══ Given information
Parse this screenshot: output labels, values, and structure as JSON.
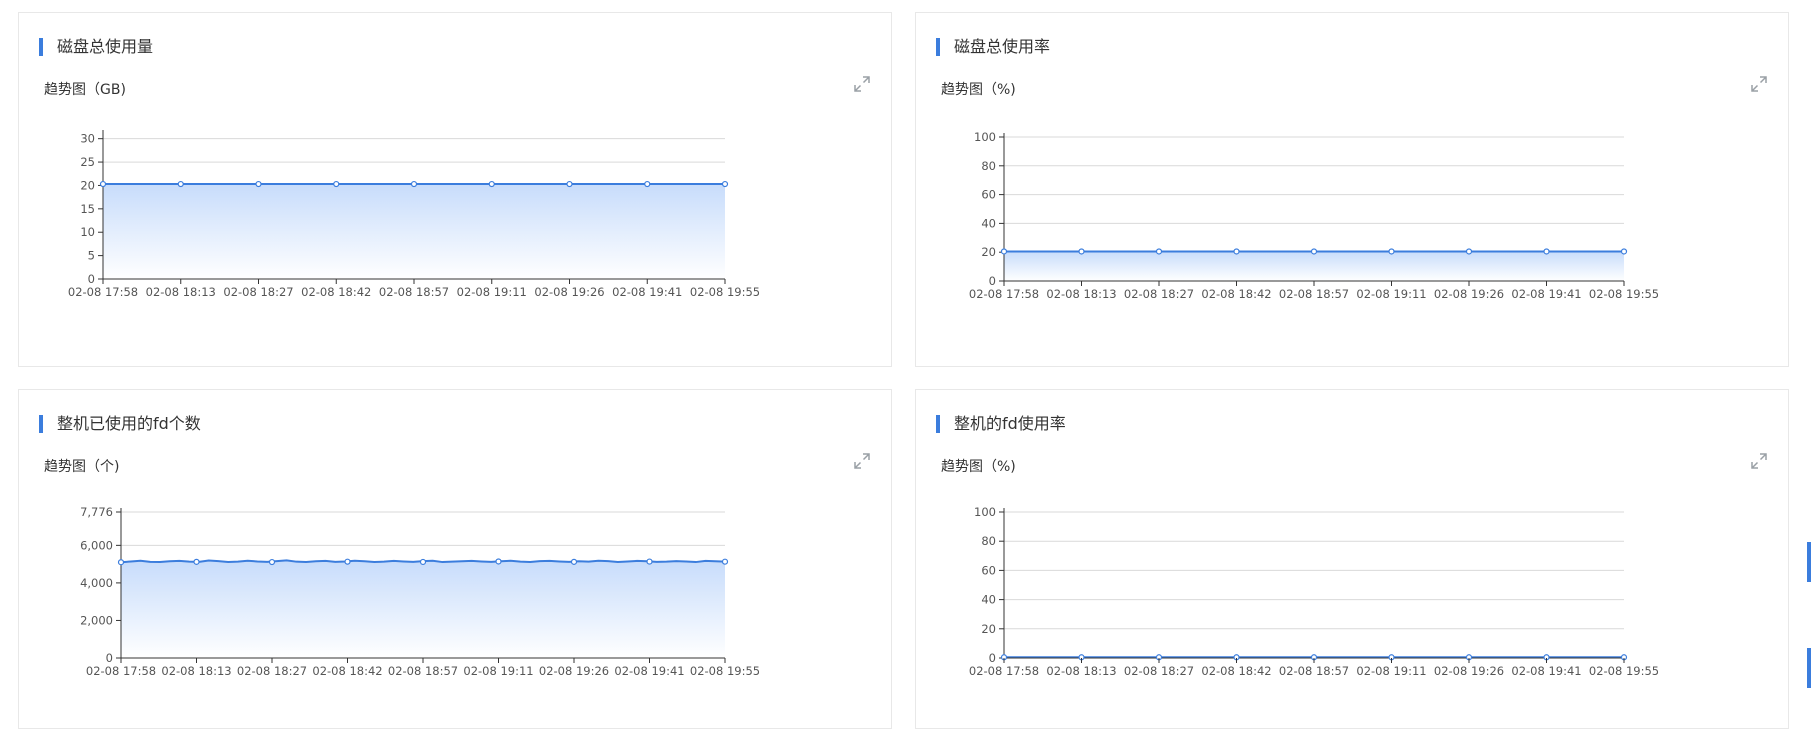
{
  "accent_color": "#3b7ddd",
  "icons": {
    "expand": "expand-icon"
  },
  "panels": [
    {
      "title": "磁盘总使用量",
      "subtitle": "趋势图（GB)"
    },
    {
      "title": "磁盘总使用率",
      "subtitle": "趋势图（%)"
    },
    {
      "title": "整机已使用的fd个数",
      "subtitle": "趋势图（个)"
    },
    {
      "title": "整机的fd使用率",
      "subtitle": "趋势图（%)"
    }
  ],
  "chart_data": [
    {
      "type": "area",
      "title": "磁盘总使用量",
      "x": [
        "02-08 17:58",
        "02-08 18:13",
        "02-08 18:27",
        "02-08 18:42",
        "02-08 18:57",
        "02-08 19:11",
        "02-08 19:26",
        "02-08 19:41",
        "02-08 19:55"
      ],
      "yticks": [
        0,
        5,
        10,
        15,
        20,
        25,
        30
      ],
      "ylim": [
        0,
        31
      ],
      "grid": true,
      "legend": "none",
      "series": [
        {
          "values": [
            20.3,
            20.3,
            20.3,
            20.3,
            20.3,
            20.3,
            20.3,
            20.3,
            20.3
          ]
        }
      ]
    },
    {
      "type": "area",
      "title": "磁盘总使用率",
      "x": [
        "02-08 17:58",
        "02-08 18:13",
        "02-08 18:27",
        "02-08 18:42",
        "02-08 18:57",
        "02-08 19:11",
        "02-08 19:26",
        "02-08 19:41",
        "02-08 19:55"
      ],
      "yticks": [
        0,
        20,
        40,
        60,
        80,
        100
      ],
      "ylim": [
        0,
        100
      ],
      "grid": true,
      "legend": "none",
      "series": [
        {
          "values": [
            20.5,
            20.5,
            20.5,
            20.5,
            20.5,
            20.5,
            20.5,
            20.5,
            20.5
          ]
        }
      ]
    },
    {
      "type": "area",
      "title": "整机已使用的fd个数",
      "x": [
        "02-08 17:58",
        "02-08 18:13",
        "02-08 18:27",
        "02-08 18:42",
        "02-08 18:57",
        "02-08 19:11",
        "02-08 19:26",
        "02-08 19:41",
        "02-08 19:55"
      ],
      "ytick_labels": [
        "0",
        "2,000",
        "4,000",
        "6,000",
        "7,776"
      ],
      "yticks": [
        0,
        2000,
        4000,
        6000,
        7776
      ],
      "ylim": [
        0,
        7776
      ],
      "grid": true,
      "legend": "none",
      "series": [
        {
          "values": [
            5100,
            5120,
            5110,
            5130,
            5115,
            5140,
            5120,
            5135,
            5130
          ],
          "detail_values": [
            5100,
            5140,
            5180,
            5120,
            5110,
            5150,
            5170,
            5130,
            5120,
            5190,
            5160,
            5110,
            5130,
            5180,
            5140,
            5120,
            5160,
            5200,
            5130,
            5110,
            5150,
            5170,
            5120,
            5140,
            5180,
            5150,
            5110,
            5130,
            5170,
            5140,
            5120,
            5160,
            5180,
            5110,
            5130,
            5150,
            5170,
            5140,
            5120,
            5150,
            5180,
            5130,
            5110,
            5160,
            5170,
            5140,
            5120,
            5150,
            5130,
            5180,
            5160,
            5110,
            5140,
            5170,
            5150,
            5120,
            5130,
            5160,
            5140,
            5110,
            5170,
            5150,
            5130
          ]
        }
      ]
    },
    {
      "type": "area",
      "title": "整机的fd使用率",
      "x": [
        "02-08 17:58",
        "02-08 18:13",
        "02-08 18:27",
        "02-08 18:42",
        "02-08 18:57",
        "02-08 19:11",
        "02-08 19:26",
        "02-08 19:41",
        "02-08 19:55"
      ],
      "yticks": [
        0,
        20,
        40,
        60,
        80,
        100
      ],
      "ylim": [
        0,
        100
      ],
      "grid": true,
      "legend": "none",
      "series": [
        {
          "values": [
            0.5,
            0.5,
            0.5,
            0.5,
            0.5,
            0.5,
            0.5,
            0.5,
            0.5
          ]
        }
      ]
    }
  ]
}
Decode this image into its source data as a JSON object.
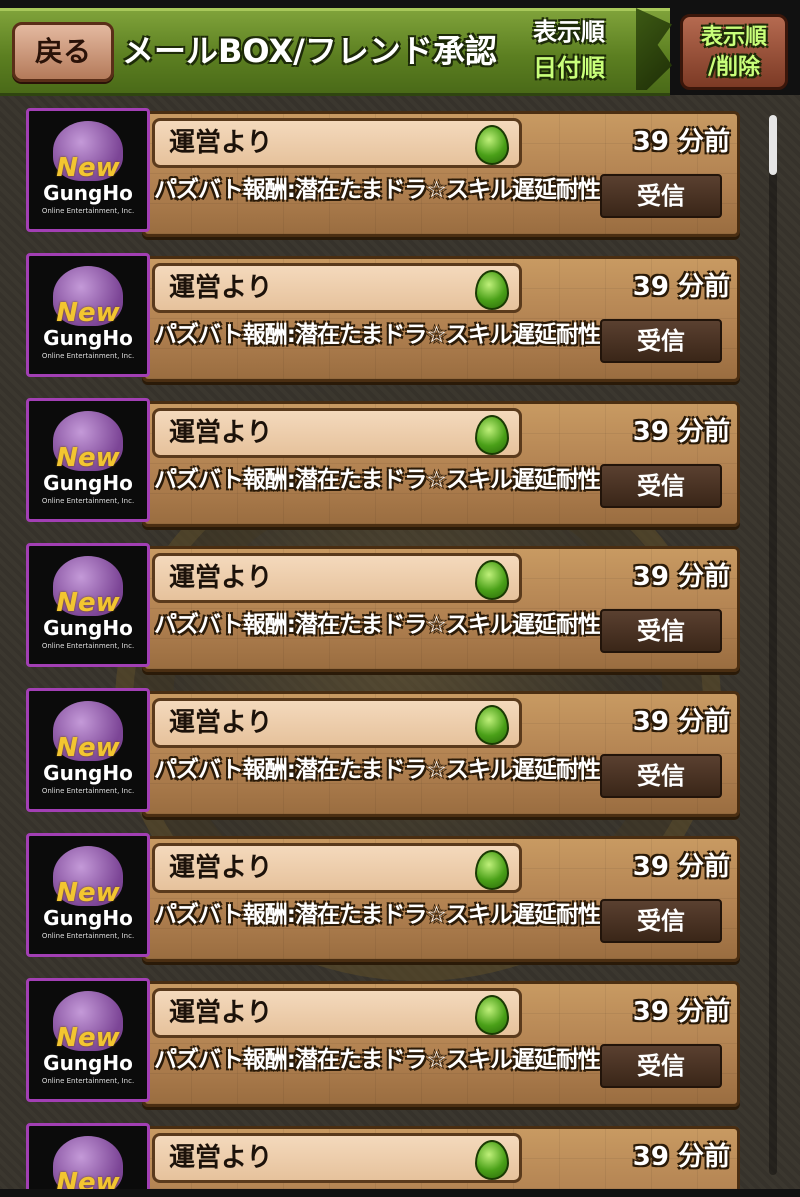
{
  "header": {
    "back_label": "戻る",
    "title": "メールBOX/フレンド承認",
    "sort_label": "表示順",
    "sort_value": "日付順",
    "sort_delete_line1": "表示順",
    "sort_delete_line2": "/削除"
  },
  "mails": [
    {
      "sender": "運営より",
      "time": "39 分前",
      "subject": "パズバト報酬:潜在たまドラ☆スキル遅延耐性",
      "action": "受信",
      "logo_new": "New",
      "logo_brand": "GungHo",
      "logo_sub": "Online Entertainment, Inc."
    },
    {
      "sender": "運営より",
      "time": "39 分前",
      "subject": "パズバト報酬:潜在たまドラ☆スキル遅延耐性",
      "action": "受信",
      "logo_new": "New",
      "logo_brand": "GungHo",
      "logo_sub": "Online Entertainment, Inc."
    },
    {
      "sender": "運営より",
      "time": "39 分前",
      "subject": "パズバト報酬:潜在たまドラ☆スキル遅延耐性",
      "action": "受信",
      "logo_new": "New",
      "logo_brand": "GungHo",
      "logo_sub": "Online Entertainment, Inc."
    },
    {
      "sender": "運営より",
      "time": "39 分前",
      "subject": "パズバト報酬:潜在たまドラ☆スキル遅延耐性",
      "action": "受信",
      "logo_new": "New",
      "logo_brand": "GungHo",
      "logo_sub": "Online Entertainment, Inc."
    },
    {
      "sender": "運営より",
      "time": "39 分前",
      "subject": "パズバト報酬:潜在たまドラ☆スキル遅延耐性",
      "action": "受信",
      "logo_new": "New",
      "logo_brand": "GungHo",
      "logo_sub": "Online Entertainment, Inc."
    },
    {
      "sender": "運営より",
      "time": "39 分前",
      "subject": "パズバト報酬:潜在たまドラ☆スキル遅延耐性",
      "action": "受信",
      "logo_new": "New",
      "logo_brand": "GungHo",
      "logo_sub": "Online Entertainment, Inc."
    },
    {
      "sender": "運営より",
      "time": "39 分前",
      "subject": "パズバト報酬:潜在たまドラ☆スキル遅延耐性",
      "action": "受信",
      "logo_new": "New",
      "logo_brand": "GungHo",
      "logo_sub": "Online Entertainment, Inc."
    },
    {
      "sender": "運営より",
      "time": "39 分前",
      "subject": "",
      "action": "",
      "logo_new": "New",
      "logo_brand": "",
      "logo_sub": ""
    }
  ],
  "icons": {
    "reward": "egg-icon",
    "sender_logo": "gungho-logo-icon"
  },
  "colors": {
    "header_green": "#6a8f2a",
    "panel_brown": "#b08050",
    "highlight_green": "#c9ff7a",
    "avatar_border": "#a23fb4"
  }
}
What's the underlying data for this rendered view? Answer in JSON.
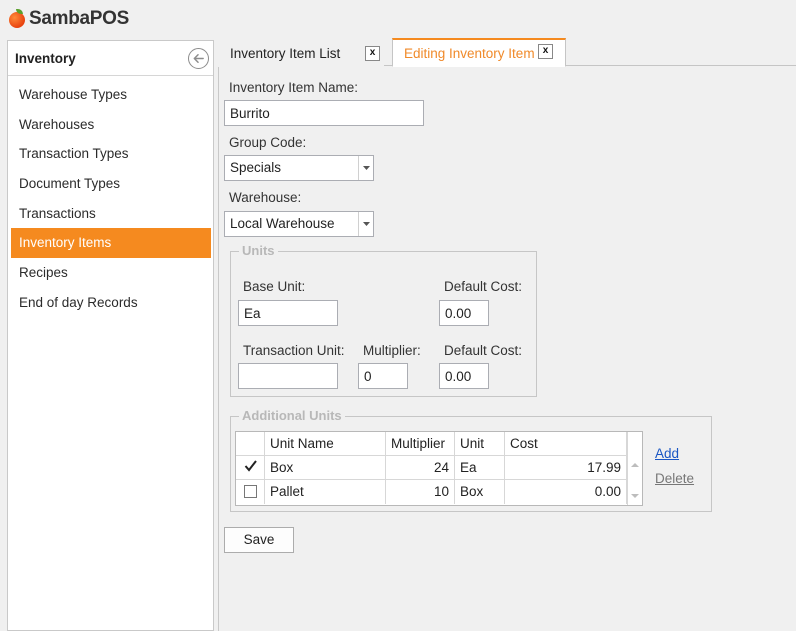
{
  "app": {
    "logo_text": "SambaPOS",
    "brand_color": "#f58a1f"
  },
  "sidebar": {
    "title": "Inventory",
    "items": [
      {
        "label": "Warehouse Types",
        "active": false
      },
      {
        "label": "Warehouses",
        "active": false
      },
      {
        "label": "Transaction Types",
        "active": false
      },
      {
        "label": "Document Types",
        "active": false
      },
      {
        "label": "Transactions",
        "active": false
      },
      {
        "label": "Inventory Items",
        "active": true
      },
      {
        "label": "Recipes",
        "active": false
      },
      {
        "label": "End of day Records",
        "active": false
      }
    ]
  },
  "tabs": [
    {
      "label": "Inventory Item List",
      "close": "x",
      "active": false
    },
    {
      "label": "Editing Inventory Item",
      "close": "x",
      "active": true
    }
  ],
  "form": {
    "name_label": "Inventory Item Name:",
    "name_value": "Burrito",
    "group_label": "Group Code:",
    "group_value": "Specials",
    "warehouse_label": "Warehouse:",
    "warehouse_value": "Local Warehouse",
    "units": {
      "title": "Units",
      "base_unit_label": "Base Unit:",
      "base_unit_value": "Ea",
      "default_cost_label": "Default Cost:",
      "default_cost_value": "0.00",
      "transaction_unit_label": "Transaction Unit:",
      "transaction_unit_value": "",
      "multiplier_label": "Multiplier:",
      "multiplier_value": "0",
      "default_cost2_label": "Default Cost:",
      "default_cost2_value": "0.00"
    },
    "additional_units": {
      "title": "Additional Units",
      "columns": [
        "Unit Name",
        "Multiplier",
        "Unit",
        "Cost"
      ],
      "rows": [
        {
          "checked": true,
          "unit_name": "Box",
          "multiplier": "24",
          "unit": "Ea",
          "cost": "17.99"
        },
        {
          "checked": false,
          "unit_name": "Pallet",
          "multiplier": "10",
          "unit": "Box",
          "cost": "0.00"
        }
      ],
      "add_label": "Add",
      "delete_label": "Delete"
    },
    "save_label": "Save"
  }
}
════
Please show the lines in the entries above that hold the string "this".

> Answer section:
Parse this screenshot: output labels, values, and structure as JSON.
Decode this image into its source data as a JSON object.
What's the underlying data for this rendered view? Answer in JSON.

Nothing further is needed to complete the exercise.